Four years after the event, Jacqueline L. Urgo of the Philadelphia Inquirer took another look at patriotism from another point of view — that of the growing numbers of the chapters of Daughters of the American Revolution, the Mayflower Society and other heritage organizations.

Now these groups usually consist of the upper class women rather than the blue collar factory workers or retired factory workers or truck farmers and other folk.

But Urgo followed a trent that showed a resurgence in patriotism led to greater interest in these clubs that limit membership to the descendants of the Pilgrims transported to America via the Mayflower, or Revolutionary War participants or even those from the Civil War era.

The story showed that some folks didn’t seek to join the heritage clubs because they were intimidated by the so-called “blue bloods” who were members most of their lives and whose mama’s mama’s mama had initiated the club in the town.
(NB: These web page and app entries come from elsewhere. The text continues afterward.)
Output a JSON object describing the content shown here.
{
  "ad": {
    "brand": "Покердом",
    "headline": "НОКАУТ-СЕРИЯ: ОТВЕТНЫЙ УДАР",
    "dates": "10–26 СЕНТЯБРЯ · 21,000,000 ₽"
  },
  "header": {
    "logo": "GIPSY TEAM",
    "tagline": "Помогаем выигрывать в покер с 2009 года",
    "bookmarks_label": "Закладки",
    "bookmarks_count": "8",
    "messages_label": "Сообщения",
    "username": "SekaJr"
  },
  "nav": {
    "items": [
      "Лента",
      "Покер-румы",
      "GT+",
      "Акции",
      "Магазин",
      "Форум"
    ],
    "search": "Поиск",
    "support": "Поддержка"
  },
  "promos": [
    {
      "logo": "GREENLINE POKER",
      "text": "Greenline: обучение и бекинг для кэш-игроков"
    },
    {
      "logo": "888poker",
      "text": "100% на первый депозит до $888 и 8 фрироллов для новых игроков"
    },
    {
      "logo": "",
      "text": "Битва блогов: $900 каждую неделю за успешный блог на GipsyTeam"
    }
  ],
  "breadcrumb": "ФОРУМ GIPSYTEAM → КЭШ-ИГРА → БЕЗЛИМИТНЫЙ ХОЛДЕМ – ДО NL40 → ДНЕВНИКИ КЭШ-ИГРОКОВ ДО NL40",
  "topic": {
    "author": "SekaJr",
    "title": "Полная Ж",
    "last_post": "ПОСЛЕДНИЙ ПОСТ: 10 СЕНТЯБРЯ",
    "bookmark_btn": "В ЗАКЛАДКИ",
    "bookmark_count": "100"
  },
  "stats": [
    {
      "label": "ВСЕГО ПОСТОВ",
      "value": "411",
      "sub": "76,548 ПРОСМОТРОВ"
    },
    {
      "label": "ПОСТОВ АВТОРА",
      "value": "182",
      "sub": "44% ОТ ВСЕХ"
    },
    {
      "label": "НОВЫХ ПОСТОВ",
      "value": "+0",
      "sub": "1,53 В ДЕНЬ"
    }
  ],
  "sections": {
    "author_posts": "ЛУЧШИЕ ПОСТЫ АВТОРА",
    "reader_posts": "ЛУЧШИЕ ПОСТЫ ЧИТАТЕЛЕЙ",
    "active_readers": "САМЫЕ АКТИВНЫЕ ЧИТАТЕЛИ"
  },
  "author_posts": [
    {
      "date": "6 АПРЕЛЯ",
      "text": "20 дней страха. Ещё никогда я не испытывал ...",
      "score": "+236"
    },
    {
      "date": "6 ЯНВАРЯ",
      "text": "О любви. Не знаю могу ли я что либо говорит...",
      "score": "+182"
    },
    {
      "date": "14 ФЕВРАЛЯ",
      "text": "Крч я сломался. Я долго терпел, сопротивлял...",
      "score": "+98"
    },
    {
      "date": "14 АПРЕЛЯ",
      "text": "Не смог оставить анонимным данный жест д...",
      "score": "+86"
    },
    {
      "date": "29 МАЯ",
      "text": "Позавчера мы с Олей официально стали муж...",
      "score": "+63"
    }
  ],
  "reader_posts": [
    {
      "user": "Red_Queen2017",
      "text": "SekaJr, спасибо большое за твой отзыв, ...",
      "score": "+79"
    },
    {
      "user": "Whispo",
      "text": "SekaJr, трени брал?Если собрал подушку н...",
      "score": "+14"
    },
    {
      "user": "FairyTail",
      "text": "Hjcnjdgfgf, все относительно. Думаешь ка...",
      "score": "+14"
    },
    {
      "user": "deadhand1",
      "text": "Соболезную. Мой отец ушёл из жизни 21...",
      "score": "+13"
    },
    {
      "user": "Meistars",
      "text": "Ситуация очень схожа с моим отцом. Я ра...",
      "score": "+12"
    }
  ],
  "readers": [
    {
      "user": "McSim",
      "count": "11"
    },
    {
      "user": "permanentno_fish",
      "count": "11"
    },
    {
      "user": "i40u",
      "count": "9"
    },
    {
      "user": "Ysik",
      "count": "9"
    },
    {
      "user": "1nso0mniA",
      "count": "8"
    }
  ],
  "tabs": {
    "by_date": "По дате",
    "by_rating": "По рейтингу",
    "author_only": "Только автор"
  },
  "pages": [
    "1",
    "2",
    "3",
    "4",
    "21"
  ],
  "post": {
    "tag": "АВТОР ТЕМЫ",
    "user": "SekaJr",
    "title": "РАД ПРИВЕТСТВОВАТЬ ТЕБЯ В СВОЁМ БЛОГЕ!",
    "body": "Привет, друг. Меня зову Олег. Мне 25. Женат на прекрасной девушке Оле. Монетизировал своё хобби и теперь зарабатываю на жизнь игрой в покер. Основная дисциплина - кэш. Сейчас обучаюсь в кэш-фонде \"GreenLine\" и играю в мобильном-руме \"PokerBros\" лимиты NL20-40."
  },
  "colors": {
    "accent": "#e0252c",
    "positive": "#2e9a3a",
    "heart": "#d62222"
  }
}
But something about that day stirred these women (and men if you count the Sons of the American Revolution) to begin probing their family histories in search of a tie that bound them to one of these groups.

Do we still have that sprit?